• _Your assignment_: Pick out each line in these entries that contains the string "JSON".

[Stored items]
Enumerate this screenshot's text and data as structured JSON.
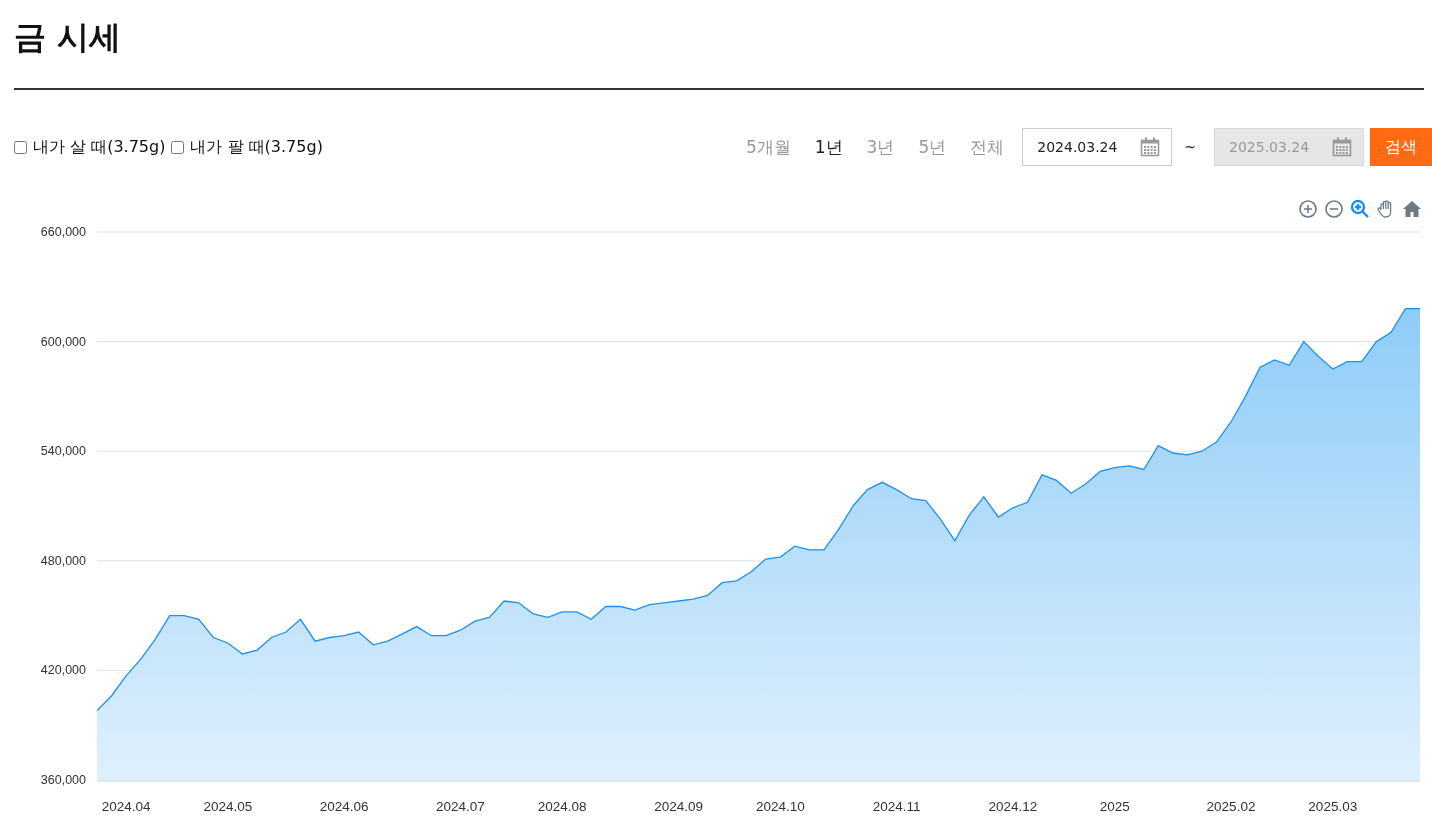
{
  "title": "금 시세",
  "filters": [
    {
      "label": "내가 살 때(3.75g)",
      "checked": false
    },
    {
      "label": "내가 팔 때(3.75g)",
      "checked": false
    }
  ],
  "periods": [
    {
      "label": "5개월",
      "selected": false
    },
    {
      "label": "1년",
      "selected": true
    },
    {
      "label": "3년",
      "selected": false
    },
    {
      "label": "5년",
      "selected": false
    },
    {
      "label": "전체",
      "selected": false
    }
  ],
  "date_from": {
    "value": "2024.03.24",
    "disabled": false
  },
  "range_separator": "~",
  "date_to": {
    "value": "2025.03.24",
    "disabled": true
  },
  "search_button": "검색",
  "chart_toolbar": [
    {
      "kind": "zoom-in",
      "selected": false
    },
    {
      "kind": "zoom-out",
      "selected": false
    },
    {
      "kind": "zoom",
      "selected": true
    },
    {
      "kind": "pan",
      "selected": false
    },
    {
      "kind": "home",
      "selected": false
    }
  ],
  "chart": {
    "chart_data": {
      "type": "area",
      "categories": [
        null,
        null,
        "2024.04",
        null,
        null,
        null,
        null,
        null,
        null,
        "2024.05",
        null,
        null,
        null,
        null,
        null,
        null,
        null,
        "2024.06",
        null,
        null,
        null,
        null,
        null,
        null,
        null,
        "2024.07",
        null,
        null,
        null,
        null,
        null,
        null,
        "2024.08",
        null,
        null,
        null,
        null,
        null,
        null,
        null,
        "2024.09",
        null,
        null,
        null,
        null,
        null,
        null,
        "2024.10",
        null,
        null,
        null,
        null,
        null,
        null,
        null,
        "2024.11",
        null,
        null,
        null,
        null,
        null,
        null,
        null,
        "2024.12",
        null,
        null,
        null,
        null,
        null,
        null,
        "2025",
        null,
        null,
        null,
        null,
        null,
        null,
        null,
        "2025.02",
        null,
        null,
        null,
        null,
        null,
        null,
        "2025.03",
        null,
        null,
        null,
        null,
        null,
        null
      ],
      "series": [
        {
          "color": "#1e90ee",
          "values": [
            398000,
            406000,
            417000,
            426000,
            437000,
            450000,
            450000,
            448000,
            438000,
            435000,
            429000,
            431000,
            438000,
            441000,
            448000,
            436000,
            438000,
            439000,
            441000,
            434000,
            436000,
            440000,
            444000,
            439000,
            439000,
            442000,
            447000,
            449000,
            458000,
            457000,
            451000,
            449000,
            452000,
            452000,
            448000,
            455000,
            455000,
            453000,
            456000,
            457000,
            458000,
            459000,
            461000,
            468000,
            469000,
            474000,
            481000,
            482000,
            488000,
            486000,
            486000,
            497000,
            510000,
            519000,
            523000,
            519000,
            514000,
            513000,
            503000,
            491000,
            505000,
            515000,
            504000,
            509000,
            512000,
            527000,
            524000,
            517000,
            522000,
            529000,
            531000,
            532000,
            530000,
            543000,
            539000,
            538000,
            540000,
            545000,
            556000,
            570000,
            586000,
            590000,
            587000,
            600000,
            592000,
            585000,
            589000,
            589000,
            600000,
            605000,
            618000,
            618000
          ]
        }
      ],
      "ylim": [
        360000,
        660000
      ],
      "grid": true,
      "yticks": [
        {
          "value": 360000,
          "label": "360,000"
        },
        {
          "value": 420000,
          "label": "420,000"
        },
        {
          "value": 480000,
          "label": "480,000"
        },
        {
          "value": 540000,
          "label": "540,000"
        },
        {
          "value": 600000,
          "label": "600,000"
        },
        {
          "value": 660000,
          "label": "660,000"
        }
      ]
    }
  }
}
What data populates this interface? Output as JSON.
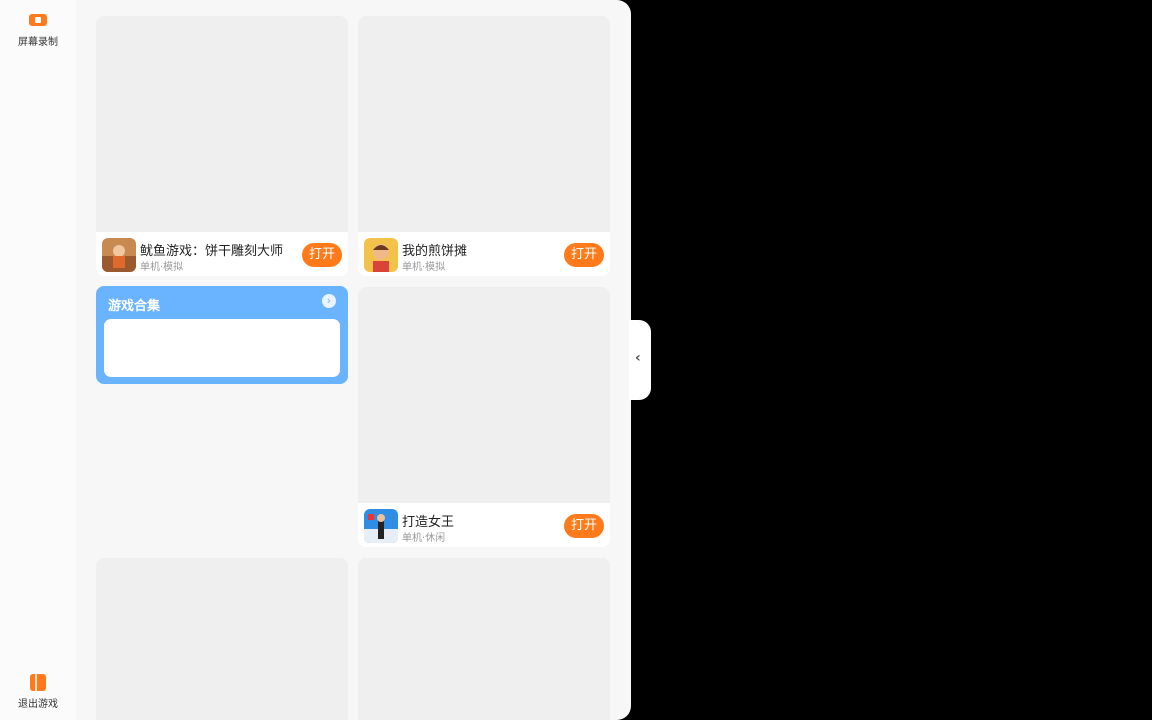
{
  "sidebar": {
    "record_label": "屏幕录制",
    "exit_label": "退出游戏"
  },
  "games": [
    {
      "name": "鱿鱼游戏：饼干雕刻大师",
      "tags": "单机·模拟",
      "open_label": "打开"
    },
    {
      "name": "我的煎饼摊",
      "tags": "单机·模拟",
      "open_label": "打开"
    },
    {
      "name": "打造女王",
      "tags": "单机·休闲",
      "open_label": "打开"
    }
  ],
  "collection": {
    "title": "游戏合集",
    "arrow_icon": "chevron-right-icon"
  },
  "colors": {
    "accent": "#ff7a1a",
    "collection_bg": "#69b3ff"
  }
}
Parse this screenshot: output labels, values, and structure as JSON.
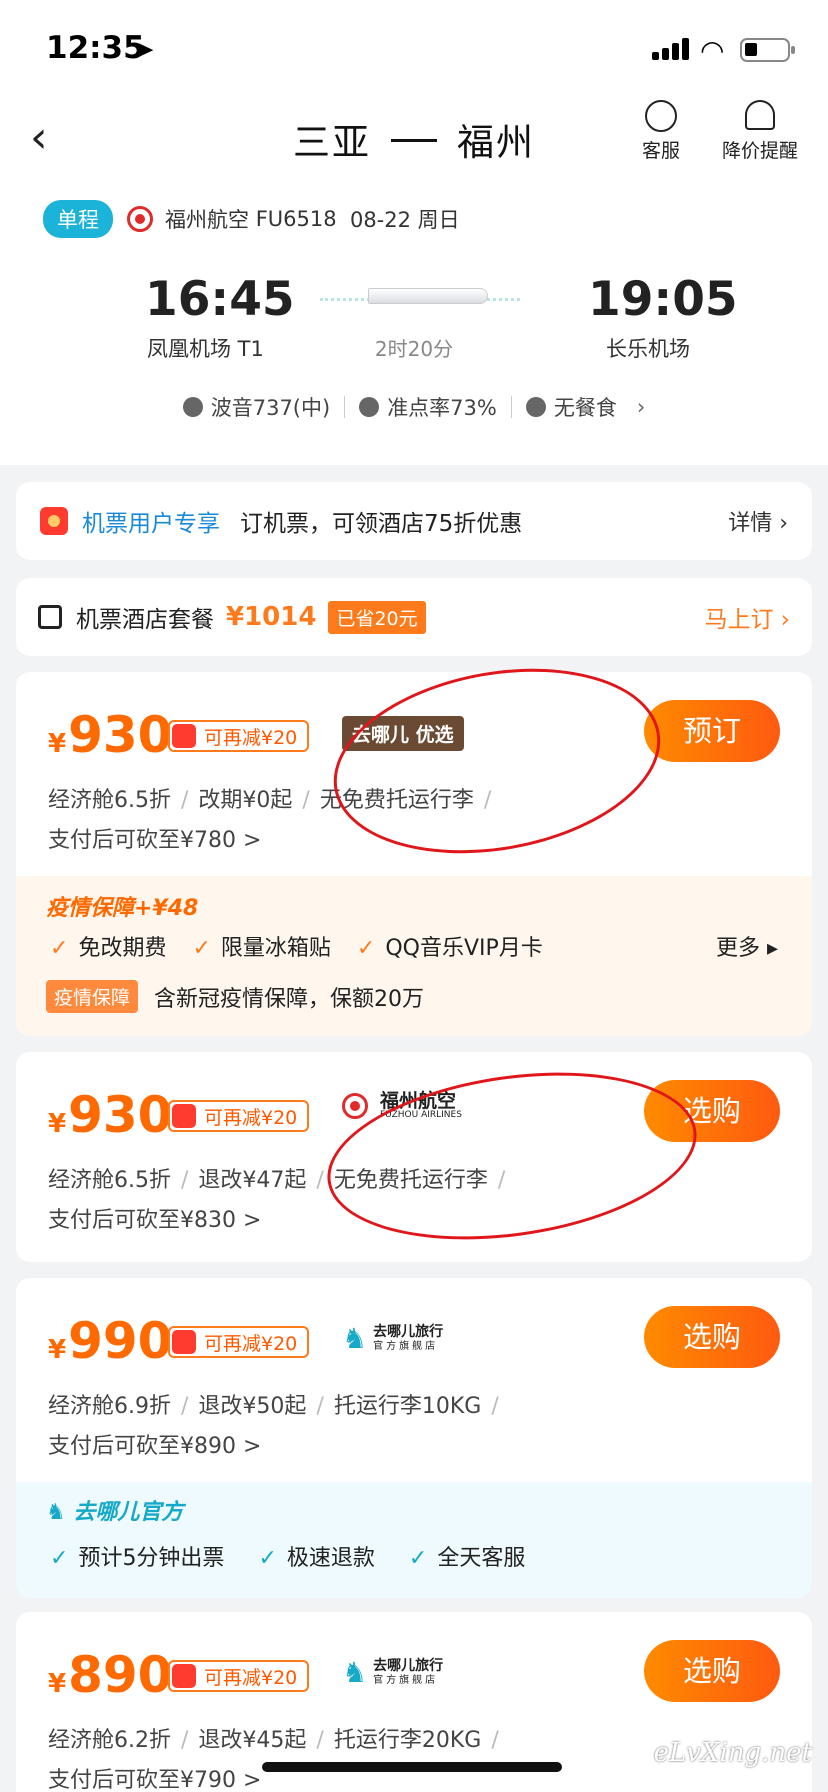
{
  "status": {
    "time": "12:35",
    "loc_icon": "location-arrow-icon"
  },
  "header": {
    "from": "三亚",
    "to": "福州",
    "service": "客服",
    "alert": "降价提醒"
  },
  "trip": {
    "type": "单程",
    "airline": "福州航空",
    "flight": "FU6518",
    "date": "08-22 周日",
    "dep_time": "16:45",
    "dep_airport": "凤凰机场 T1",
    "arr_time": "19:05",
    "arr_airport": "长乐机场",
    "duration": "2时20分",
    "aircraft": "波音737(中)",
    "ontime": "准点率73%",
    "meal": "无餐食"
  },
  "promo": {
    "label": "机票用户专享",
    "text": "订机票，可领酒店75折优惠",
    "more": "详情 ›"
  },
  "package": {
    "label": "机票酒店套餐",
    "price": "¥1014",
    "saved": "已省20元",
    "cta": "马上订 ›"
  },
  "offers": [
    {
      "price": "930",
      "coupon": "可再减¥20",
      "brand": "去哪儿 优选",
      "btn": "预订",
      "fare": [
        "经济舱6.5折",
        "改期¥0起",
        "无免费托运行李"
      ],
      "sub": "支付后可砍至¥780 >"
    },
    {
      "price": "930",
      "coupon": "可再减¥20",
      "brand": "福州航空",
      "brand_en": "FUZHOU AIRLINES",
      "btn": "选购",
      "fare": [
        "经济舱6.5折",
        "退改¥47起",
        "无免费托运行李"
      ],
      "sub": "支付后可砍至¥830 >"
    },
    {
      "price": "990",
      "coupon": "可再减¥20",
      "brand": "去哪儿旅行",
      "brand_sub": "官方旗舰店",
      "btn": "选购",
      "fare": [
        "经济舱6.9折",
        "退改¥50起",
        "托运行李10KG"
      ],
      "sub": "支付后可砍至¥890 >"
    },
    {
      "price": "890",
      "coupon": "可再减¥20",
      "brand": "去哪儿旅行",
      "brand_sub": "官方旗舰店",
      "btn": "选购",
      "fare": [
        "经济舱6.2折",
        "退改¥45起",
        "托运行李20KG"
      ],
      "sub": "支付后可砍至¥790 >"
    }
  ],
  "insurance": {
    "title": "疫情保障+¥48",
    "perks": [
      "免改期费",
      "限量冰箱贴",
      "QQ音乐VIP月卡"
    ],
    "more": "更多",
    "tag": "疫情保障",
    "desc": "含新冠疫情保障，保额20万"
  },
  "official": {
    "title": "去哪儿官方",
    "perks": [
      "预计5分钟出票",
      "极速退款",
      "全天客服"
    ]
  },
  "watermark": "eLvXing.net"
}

• _Solution to the exercise_:
Enumerate this screenshot's text and data as structured JSON.
What data populates this interface? Output as JSON.
Parse this screenshot: output labels, values, and structure as JSON.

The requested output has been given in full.